• [Your assignment]: Among the entries below, find every line that has "version" and pull it out.
======== Data section ========
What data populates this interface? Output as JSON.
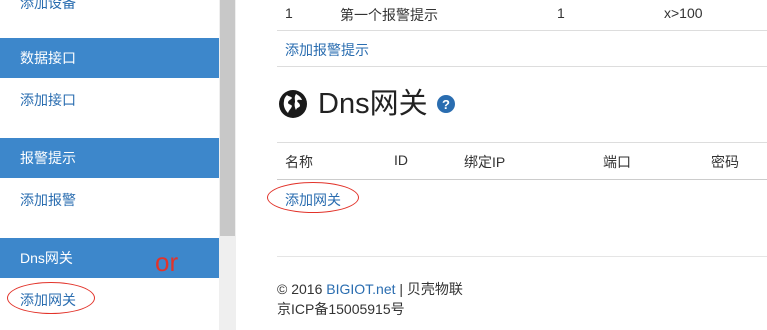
{
  "sidebar": {
    "top_partial_label": "添加设备",
    "sections": [
      {
        "title": "数据接口",
        "item": "添加接口"
      },
      {
        "title": "报警提示",
        "item": "添加报警"
      },
      {
        "title": "Dns网关",
        "item": "添加网关"
      }
    ]
  },
  "alarm_table": {
    "row": [
      "1",
      "第一个报警提示",
      "1",
      "x>100"
    ],
    "add_link": "添加报警提示"
  },
  "dns_section": {
    "title": "Dns网关",
    "columns": [
      "名称",
      "ID",
      "绑定IP",
      "端口",
      "密码"
    ],
    "add_link": "添加网关"
  },
  "annotation": {
    "or_text": "or",
    "color": "#e2332a"
  },
  "footer": {
    "copyright_prefix": "© 2016 ",
    "brand": "BIGIOT.net",
    "separator_suffix": " | 贝壳物联",
    "icp": "京ICP备15005915号"
  },
  "colors": {
    "accent": "#3d87cb",
    "link": "#2a6db0"
  }
}
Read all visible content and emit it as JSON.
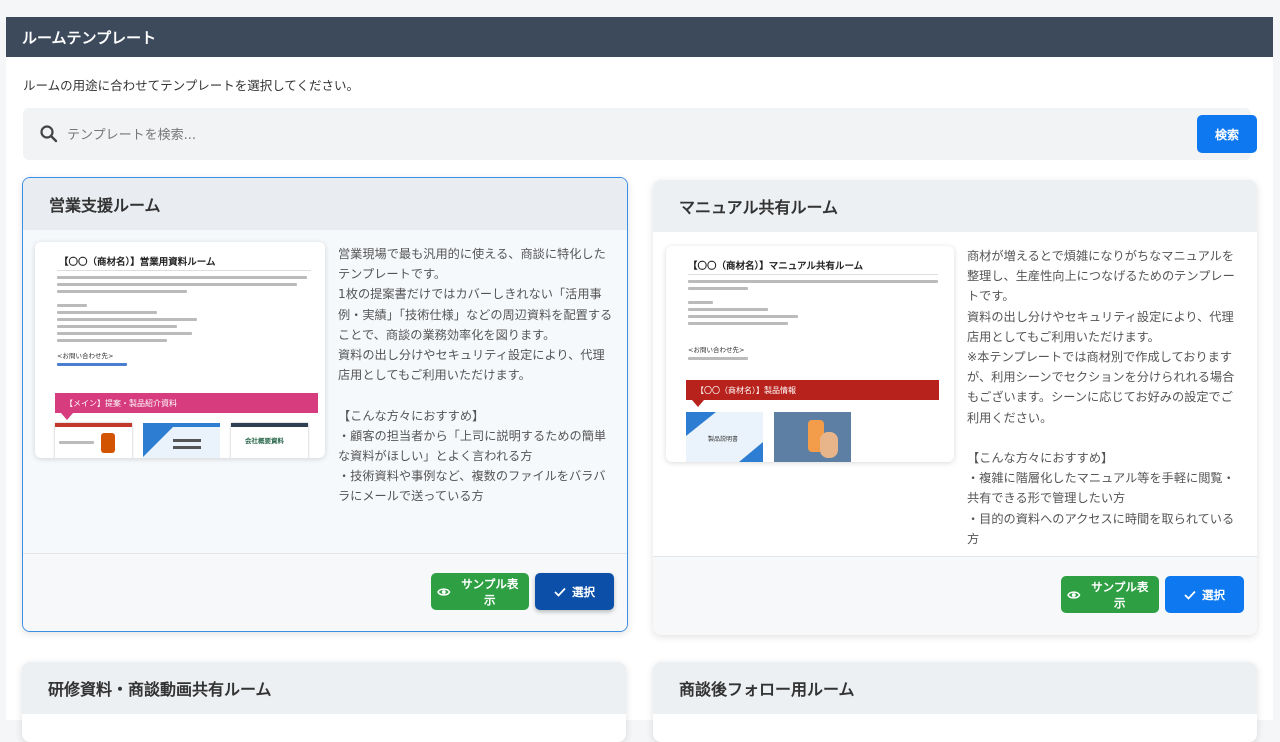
{
  "panel": {
    "title": "ルームテンプレート",
    "intro": "ルームの用途に合わせてテンプレートを選択してください。"
  },
  "search": {
    "placeholder": "テンプレートを検索...",
    "button_label": "検索"
  },
  "colors": {
    "header_bg": "#3c4a5c",
    "primary": "#0d78ef",
    "selected_primary": "#0b4fa8",
    "success": "#2ea043",
    "sales_banner": "#d63c7e",
    "manual_banner": "#b8221c"
  },
  "cards": [
    {
      "title": "営業支援ルーム",
      "selected": true,
      "thumb_title": "【〇〇（商材名）】営業用資料ルーム",
      "thumb_contact": "<お問い合わせ先>",
      "thumb_banner": "【メイン】提案・製品紹介資料",
      "thumb_tile1": "会社概要資料",
      "description": "営業現場で最も汎用的に使える、商談に特化したテンプレートです。\n1枚の提案書だけではカバーしきれない「活用事例・実績」「技術仕様」などの周辺資料を配置することで、商談の業務効率化を図ります。\n資料の出し分けやセキュリティ設定により、代理店用としてもご利用いただけます。\n\n【こんな方々におすすめ】\n・顧客の担当者から「上司に説明するための簡単な資料がほしい」とよく言われる方\n・技術資料や事例など、複数のファイルをバラバラにメールで送っている方",
      "sample_label": "サンプル表示",
      "select_label": "選択"
    },
    {
      "title": "マニュアル共有ルーム",
      "selected": false,
      "thumb_title": "【〇〇（商材名）】マニュアル共有ルーム",
      "thumb_contact": "<お問い合わせ先>",
      "thumb_banner": "【〇〇（商材名）】製品情報",
      "thumb_tile1": "製品説明書",
      "description": "商材が増えるとで煩雑になりがちなマニュアルを整理し、生産性向上につなげるためのテンプレートです。\n資料の出し分けやセキュリティ設定により、代理店用としてもご利用いただけます。\n※本テンプレートでは商材別で作成しておりますが、利用シーンでセクションを分けられれる場合もございます。シーンに応じてお好みの設定でご利用ください。\n\n【こんな方々におすすめ】\n・複雑に階層化したマニュアル等を手軽に閲覧・共有できる形で管理したい方\n・目的の資料へのアクセスに時間を取られている方",
      "sample_label": "サンプル表示",
      "select_label": "選択"
    },
    {
      "title": "研修資料・商談動画共有ルーム"
    },
    {
      "title": "商談後フォロー用ルーム"
    }
  ]
}
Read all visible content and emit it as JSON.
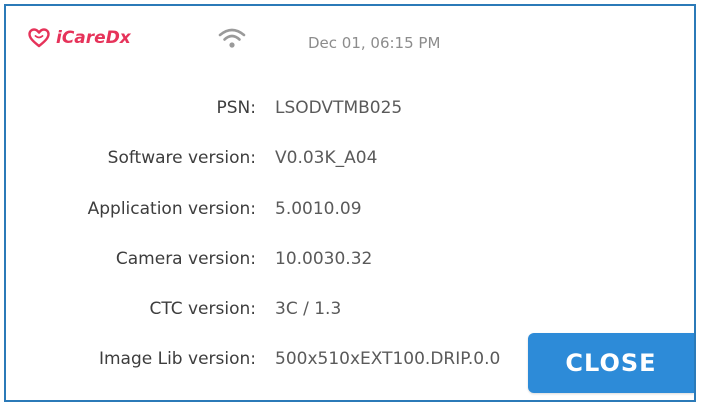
{
  "header": {
    "brand": "iCareDx",
    "datetime": "Dec 01, 06:15 PM",
    "wifi_icon": "wifi-icon",
    "brand_color": "#e6335a"
  },
  "info": {
    "rows": [
      {
        "label": "PSN:",
        "value": "LSODVTMB025"
      },
      {
        "label": "Software version:",
        "value": "V0.03K_A04"
      },
      {
        "label": "Application version:",
        "value": "5.0010.09"
      },
      {
        "label": "Camera version:",
        "value": "10.0030.32"
      },
      {
        "label": "CTC version:",
        "value": "3C / 1.3"
      },
      {
        "label": "Image Lib version:",
        "value": "500x510xEXT100.DRIP.0.0"
      }
    ]
  },
  "actions": {
    "close_label": "CLOSE",
    "accent_color": "#2d8bd8"
  }
}
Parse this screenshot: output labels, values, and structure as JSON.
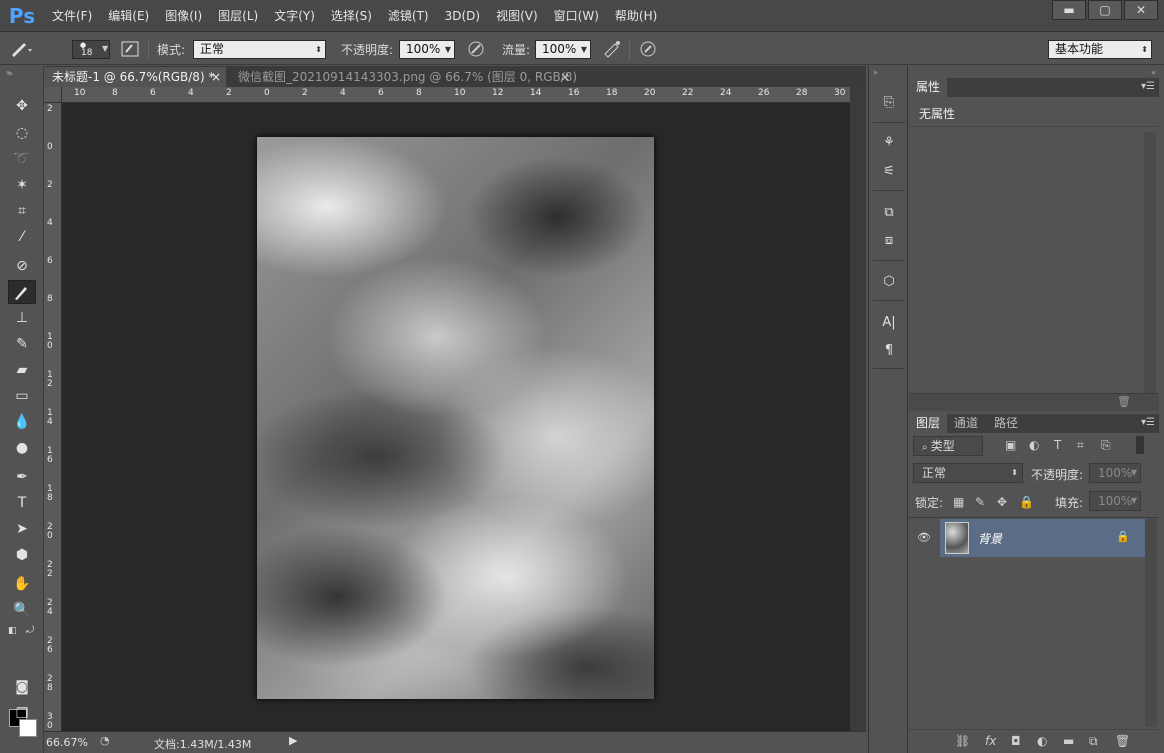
{
  "app": {
    "logo": "Ps"
  },
  "menu": [
    "文件(F)",
    "编辑(E)",
    "图像(I)",
    "图层(L)",
    "文字(Y)",
    "选择(S)",
    "滤镜(T)",
    "3D(D)",
    "视图(V)",
    "窗口(W)",
    "帮助(H)"
  ],
  "window_controls": {
    "minimize": "▬",
    "maximize": "▢",
    "close": "✕"
  },
  "options": {
    "brush_size": "18",
    "mode_label": "模式:",
    "mode_value": "正常",
    "opacity_label": "不透明度:",
    "opacity_value": "100%",
    "flow_label": "流量:",
    "flow_value": "100%",
    "workspace": "基本功能"
  },
  "tabs": [
    {
      "label": "未标题-1 @ 66.7%(RGB/8) *",
      "close": "×"
    },
    {
      "label": "微信截图_20210914143303.png @ 66.7% (图层 0, RGB/8)",
      "close": "×"
    }
  ],
  "ruler_h": [
    "10",
    "8",
    "6",
    "4",
    "2",
    "0",
    "2",
    "4",
    "6",
    "8",
    "10",
    "12",
    "14",
    "16",
    "18",
    "20",
    "22",
    "24",
    "26",
    "28",
    "30"
  ],
  "ruler_v": [
    "2",
    "0",
    "2",
    "4",
    "6",
    "8",
    "1 0",
    "1 2",
    "1 4",
    "1 6",
    "1 8",
    "2 0",
    "2 2",
    "2 4",
    "2 6",
    "2 8",
    "3 0"
  ],
  "status": {
    "zoom": "66.67%",
    "doc": "文档:1.43M/1.43M"
  },
  "properties": {
    "tab": "属性",
    "content": "无属性"
  },
  "layers": {
    "tabs": [
      "图层",
      "通道",
      "路径"
    ],
    "filter": "类型",
    "blend_mode": "正常",
    "opacity_label": "不透明度:",
    "opacity_value": "100%",
    "lock_label": "锁定:",
    "fill_label": "填充:",
    "fill_value": "100%",
    "items": [
      {
        "name": "背景"
      }
    ]
  },
  "colors": {
    "accent": "#4da3ff",
    "selected_layer": "#5b6d86"
  }
}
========
• [Exercise answer]:
        "label": "Software version:",
        "label": "Application version:",
        "label": "Camera version:",
        "label": "CTC version:",
        "label": "Image Lib version:",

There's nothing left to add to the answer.